**Exercise objective**
Which of the lines below contain the string "cuestionario"? Pull each one out of the data.

**Component data from apps and pages**
# # # # #

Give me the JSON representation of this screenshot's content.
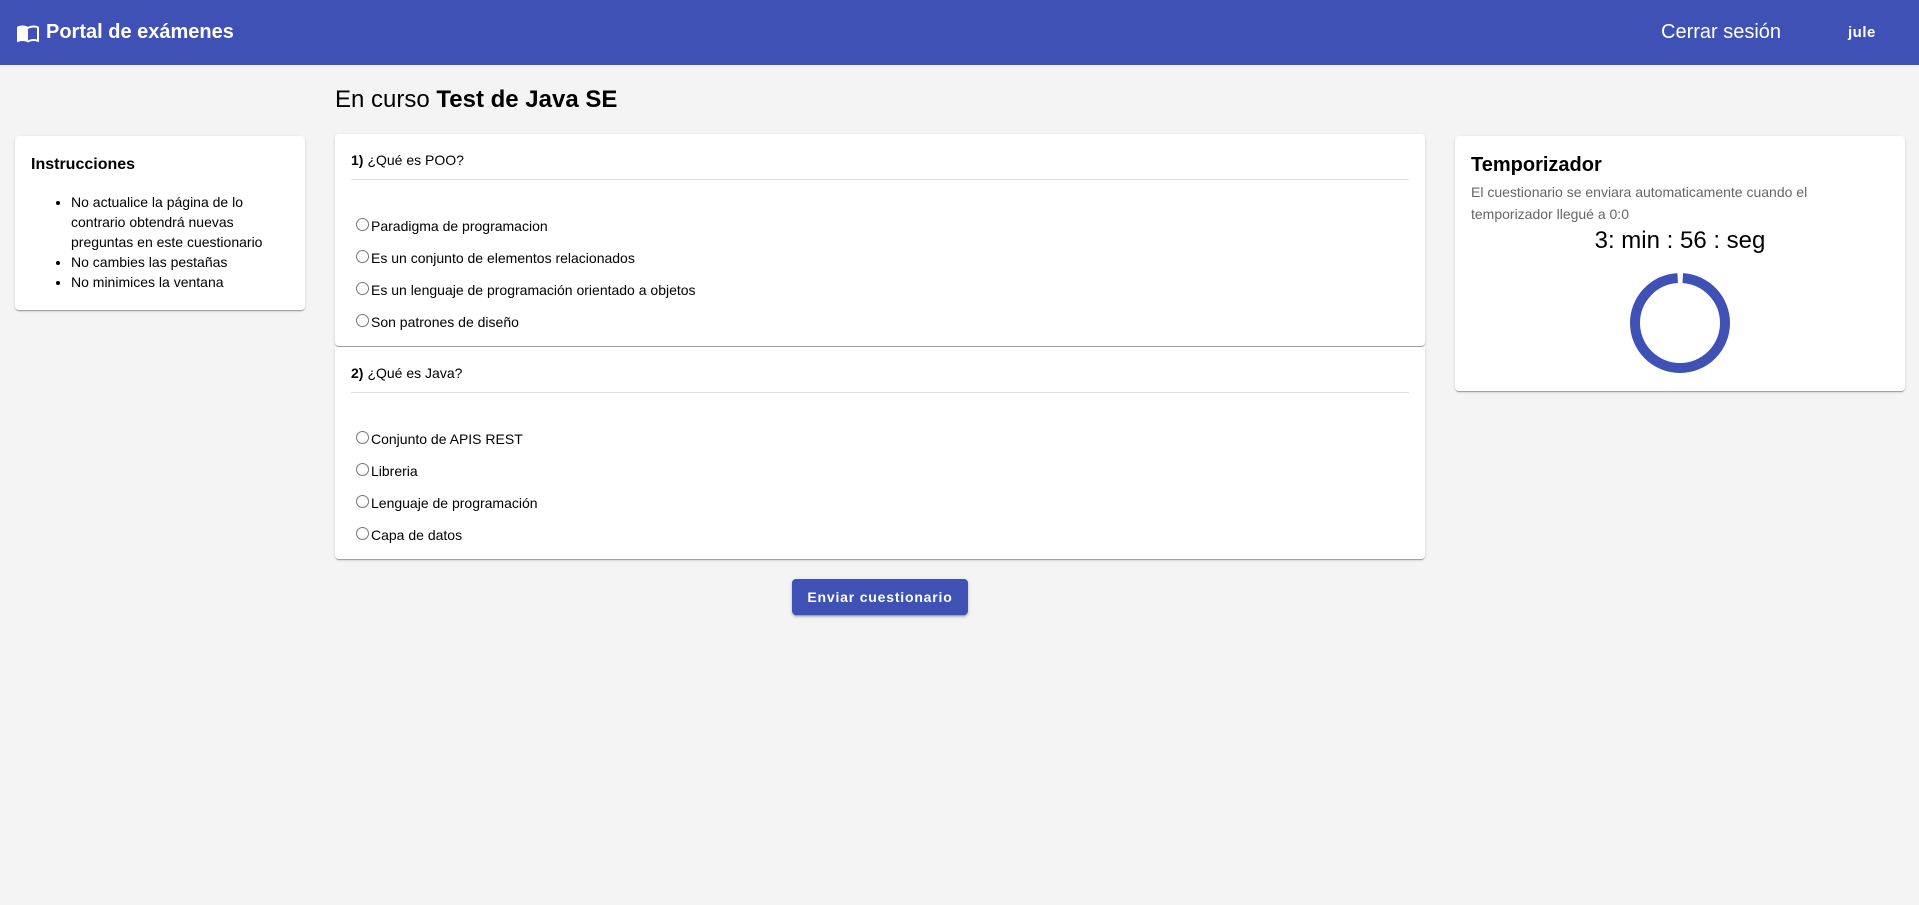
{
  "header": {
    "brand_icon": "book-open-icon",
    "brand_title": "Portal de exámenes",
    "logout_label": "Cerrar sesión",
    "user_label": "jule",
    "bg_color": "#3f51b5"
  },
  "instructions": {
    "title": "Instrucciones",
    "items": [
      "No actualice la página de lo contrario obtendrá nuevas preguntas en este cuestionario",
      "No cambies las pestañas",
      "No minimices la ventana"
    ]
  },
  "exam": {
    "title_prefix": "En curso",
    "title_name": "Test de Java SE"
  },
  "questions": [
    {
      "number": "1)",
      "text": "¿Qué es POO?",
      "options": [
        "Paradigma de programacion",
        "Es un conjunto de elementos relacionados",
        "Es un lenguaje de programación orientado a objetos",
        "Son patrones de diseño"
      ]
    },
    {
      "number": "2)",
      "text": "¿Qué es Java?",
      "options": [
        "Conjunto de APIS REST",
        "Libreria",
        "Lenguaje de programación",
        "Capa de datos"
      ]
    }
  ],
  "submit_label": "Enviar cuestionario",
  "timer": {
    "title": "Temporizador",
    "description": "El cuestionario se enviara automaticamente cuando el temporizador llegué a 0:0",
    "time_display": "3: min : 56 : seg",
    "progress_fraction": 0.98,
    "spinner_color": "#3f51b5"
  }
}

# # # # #

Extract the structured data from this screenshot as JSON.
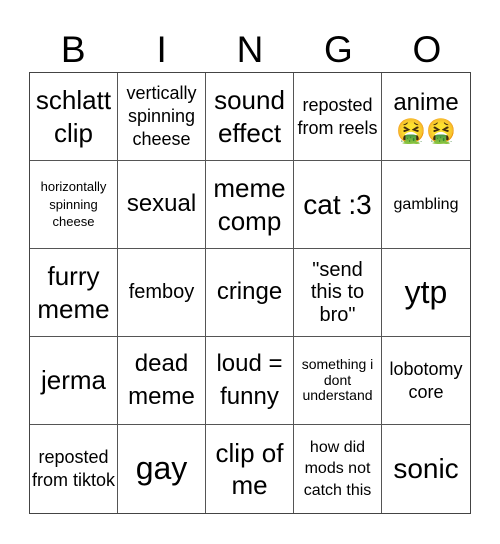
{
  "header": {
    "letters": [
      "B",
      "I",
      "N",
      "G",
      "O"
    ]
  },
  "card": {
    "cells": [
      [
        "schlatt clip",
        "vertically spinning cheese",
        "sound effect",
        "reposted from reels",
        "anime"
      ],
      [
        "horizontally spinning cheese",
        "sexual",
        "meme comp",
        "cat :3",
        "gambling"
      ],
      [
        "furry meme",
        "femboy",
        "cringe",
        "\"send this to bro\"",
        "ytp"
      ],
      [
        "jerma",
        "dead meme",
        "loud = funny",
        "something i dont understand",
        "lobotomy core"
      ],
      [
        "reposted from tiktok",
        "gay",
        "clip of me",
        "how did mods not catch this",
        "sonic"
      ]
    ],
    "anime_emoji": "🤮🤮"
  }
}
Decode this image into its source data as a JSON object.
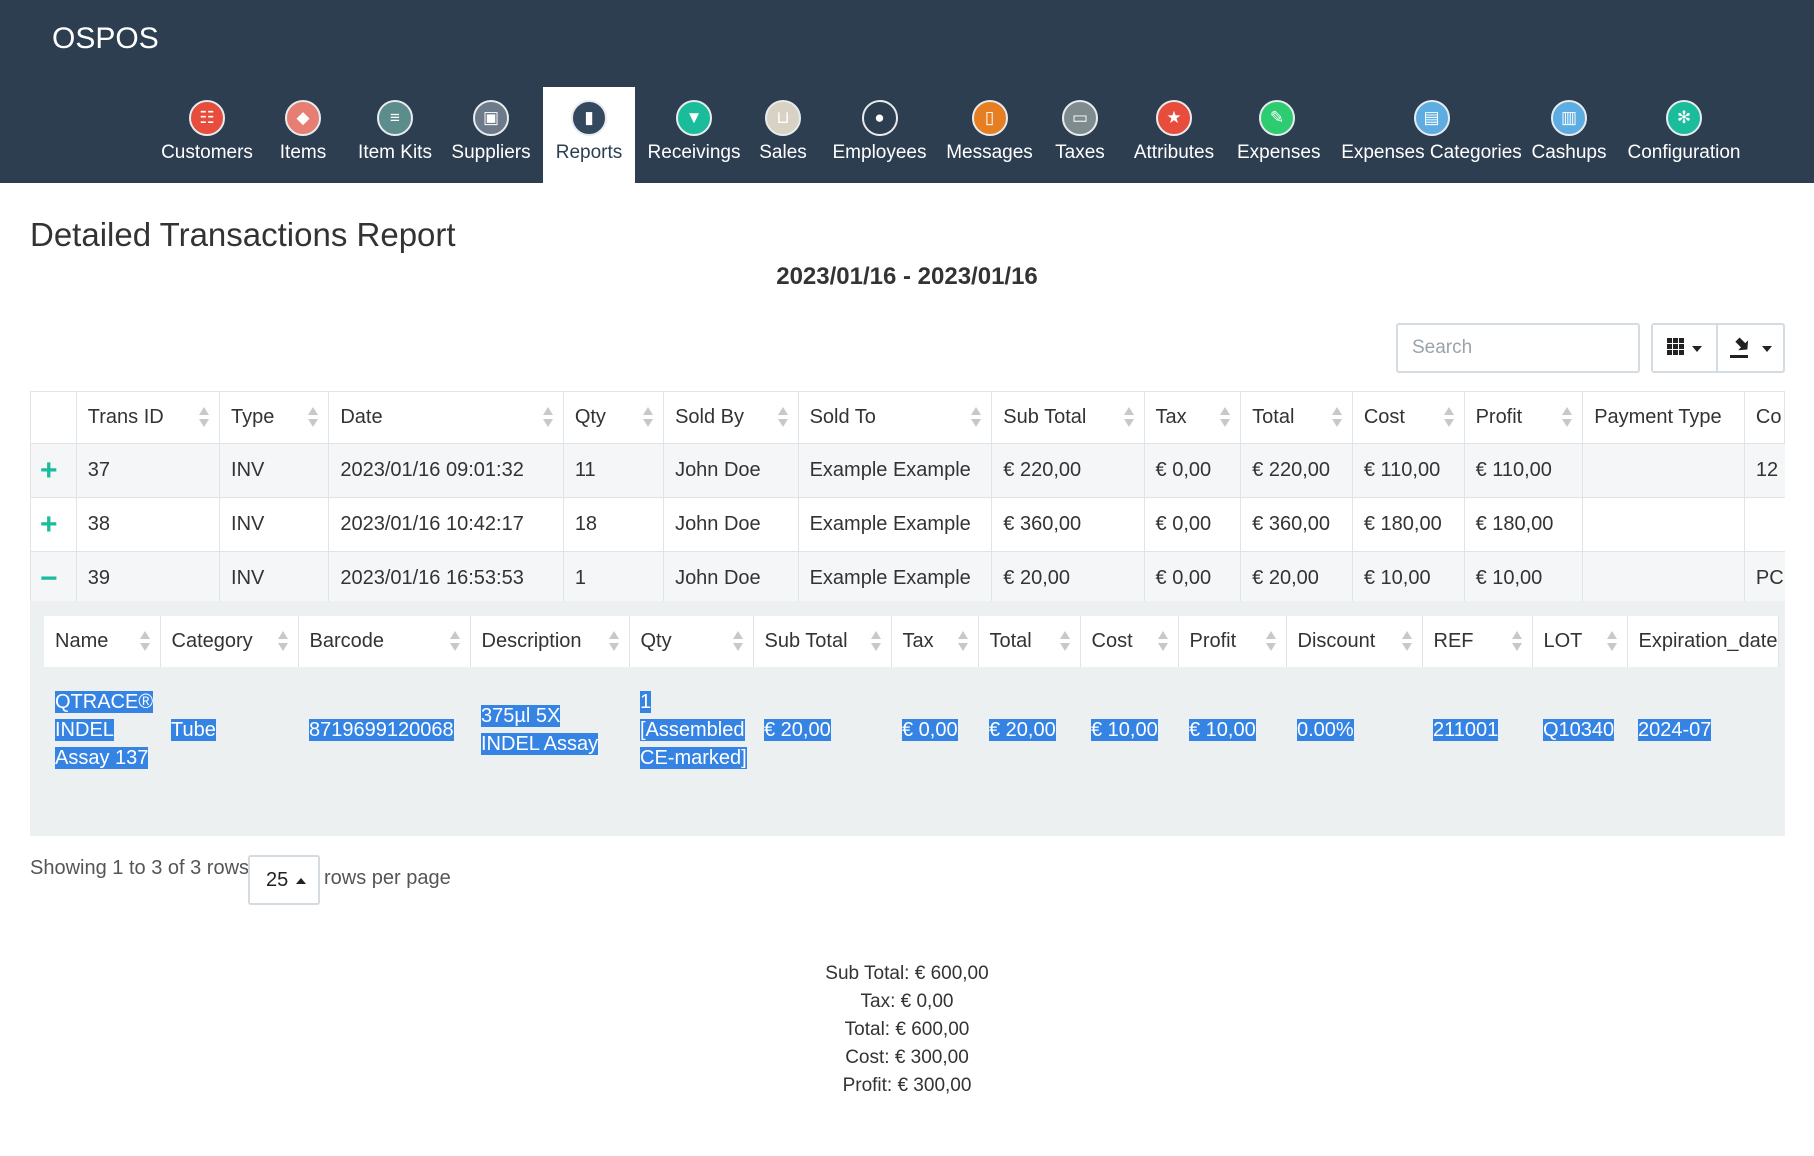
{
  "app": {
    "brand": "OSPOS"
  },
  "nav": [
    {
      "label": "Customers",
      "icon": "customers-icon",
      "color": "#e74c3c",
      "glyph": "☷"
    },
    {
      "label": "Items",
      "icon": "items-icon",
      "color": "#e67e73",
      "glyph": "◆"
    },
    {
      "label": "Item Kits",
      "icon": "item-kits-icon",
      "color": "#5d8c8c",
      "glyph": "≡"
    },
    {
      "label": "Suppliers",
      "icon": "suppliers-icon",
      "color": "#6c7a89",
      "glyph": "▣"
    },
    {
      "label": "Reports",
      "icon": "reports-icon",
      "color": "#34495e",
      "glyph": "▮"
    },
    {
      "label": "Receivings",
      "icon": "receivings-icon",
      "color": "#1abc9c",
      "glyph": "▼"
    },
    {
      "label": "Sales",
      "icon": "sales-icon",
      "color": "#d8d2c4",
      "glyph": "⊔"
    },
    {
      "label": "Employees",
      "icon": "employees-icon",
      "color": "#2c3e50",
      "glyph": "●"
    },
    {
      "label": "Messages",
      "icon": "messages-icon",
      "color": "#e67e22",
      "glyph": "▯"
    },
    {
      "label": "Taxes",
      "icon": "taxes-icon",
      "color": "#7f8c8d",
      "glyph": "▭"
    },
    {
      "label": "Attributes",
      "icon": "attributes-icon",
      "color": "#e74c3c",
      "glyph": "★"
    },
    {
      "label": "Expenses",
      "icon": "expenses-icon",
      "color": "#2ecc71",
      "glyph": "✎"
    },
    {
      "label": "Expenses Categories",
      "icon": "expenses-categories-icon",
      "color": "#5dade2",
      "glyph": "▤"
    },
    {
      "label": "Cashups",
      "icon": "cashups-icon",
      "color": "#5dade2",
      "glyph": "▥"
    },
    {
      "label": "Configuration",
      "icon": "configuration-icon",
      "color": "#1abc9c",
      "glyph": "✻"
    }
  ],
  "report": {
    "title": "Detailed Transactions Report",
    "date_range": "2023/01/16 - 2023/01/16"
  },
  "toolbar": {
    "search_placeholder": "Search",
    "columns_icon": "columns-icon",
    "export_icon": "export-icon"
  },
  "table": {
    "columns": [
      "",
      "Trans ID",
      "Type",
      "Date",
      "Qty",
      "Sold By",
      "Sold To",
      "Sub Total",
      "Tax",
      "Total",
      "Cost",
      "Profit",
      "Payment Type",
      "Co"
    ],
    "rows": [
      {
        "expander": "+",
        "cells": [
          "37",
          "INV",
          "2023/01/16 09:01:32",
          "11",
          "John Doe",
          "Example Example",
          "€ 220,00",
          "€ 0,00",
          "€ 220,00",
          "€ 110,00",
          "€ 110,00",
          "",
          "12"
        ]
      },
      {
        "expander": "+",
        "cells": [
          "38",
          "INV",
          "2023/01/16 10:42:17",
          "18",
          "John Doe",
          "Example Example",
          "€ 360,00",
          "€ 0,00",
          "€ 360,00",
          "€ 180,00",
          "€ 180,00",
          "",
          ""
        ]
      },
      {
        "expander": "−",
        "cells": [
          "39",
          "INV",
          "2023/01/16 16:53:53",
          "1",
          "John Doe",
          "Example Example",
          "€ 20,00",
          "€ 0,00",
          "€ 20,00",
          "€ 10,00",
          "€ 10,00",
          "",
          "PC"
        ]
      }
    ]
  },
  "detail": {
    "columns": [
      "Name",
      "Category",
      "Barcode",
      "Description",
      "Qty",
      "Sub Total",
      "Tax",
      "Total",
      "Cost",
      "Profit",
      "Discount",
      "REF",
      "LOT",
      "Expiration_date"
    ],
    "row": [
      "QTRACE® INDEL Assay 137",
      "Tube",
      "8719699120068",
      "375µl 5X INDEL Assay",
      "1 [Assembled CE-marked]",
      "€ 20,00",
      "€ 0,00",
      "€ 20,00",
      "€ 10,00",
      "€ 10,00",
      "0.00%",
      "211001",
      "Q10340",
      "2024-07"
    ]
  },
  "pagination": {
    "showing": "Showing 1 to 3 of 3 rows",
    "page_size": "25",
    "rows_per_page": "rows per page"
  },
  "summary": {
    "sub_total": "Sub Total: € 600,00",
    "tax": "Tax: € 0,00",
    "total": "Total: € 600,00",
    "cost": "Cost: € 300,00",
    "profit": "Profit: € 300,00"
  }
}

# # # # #

**Task result**
      "No actualice la página de lo contrario obtendrá nuevas preguntas en este cuestionario",
  "submit_label": "Enviar cuestionario",
    "description": "El cuestionario se enviara automaticamente cuando el temporizador llegué a 0:0",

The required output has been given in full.